Citing PatentFiling datePublication dateApplicantTitle
US6221824Feb 25, 2000Apr 24, 2001Henkel Kommanditgesellschaft Auf AktienProcess for the production of compounded acetonitrile derivatives
US6545147 *Sep 8, 2000Apr 8, 2003Clariant GmbhBleaching-active metal complexes
US6548467Feb 28, 2002Apr 15, 2003The Procter & Gamble CompanySanitizing compositions and methods
US6620338 *Sep 9, 2002Sep 16, 2003Donlar CorporationComposition for inhibition of metal corrosion
Classifications
U.S. Classification510/229, 510/375, 510/220, 510/434, 510/226, 510/435
International ClassificationC11D3/39
Cooperative ClassificationC11D3/3917
European ClassificationC11D3/39B2D6
Legal Events
DateCodeEventDescription
Jun 24, 2003FPExpired due to failure to pay maintenance fee
Effective date: 20030427
Apr 28, 2003LAPSLapse for failure to pay maintenance fees

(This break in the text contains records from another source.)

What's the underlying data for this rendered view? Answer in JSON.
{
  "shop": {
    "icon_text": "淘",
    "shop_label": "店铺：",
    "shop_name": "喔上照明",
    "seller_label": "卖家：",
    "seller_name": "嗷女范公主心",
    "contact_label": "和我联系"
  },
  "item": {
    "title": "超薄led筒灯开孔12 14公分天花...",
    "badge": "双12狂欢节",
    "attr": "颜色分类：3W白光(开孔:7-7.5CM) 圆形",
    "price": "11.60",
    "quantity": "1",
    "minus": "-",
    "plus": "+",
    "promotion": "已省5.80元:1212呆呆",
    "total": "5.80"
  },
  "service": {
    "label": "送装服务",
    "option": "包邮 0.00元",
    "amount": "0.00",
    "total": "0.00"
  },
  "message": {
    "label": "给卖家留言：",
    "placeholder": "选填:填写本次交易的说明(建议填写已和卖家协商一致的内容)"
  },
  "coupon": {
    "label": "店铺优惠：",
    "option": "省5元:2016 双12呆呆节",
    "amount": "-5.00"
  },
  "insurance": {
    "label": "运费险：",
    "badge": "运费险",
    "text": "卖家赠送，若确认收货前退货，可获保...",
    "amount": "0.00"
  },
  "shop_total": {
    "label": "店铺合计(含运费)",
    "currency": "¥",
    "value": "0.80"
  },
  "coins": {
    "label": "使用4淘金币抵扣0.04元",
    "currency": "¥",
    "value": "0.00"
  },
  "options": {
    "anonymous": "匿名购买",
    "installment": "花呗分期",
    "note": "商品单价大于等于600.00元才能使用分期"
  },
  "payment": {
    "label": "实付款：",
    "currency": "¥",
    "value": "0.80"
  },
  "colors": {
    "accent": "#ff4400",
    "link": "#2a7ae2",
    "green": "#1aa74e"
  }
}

Nov 13, 2002REMIMaintenance fee reminder mailed